The writer was involved in the first-aid training conducted in the mining area for the mine workers by an NGO (Project Inform). The training covered occupational health problems with the aim of prevention. As a result of the training, some mine managers and mine owners were willing to provide the proper industrial masks for their workers. In Myanmar at that time, these kinds of industrial masks were not popular, although there are many mines in Myanmar and it is difficult to find proper masks in the market. This lack of popularity may be one of the reasons why other mine owners do not provide these masks.

Although the writer did not interview workers suffering from silicosis at the time, he did so later. The workers had been working at drilling in the mines and had complained of symptoms that were diagnised as TB.  Most of them got no compensation; some of them received no treatment at all from the health facility in the mine.  The majority got some treatment at a township hospital nearby.
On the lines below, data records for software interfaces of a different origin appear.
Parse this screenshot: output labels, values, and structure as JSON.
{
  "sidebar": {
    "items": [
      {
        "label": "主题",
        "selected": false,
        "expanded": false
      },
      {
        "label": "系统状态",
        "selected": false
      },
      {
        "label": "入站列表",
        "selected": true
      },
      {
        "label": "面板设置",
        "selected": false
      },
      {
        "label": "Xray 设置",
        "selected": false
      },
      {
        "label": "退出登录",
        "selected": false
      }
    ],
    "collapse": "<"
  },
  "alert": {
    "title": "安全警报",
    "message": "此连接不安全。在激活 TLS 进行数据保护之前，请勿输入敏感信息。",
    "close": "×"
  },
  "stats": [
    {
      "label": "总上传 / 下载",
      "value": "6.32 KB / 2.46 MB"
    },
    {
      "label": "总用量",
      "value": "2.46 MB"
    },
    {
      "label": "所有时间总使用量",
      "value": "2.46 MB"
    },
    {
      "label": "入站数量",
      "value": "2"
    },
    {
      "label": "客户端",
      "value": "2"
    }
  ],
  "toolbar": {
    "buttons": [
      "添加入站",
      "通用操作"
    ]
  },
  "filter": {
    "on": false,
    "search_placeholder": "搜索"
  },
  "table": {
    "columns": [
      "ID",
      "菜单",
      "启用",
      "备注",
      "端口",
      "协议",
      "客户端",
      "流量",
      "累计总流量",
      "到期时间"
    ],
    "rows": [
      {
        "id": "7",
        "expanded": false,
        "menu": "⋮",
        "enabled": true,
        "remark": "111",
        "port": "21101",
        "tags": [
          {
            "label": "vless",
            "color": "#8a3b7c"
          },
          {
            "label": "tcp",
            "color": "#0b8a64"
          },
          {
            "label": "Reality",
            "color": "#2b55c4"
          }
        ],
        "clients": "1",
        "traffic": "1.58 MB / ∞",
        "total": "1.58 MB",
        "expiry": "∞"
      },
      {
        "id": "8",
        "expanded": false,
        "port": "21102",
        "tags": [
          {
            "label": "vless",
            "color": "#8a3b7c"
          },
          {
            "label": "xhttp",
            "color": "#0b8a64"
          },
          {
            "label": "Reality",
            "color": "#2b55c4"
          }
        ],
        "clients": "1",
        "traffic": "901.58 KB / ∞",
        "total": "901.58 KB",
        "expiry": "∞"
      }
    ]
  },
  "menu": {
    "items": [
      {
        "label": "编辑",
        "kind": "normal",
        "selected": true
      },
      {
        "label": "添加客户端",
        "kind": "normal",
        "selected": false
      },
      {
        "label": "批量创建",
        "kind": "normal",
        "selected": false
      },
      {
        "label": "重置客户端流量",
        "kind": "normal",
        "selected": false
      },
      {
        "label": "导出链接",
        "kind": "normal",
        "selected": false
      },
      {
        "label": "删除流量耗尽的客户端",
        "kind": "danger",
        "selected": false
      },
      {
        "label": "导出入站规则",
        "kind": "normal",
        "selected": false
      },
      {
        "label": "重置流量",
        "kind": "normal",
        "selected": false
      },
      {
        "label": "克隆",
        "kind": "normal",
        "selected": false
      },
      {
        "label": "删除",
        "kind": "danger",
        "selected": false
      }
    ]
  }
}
They were treated as TB patients because of the similarity of the symptoms and the TB-like shadows on the X-rays.  So they got anti-TB tablets. When they took them, their symptoms become worse and they died three or four months later.

It is not known whether the mine owner or managers are still providing their workers with effective masks today; the writer was not able to return. He has met people still working in those areas who say that the situation is not much improved

There are many ways in which the Silicosis issue in Myanmar can be handled. Firstly, labour law and safety procedures must be developed or activated at the workplace especially where drilling machines are used. Workplace inspection should be conducted regularly by the relevant health department inspectors who should also check whether the proper materials and tools are being used. Effective machinery and preventive materials must be in place and need to be checked regularly. The mine workers need to be educated about all relevant occupational health issues. Treatment for Silicosis should be upgraded and people need to be referred to a center with higher levels of treatment if necessary. A pension and/or a relevant compensation procedure should be established for workers who suffer from Silicosis.

In conclusion, Silicosis is an incurable lung disease which progressively worsens. The sufferers from Silicosis are mostly poor, often migrant workers, with lower levels of education or knowledge. They also often have young families. There are problems of  apathy in the minds of owners and managers. Weak or inactive labour laws worsen the situation. Although there are some improvements for compensation for Silicosis sufferers in Africa  (Mining Weekly, 15 November 2004, 2013: Deadline for breaking silicosis grip, www.smianalytical.co.za), there is still a long way to go to overcome the problem of silicosis in workplaces around the world.

References:

  1. World Health Organization
  2. International Labor Organization
  3. Journal of Mineral dusts and prevention of silicosis vol 4; No.2, September 1997; “Clinical cases of silicosis in Thailand”; P. Youngchaiyud & A. Nana
  4. Project Inform
  5. US National Library of medicine and National Institute of health
  6. www.unaids.org/documents/20101123_FS_Asia_em_en.pdf
  7. www.safaids.net/node/1042
  8. www.gmhazards.org.uk/ILOfigs.doc

NGO FIELDS

Help us to develop this field!

—Do you have a good link or resource you can recommend?

—Are you making a difference locally that could inspire others elsewhere?

All feedback is welcome!
» This email address is being protected from spambots. You need JavaScript enabled to view it.

nicolien 2015
Nicolien Wassenaar
Poverty & Income Generation Editor

Can't find what you want? Enter a keyword for your topic and click 'FIND'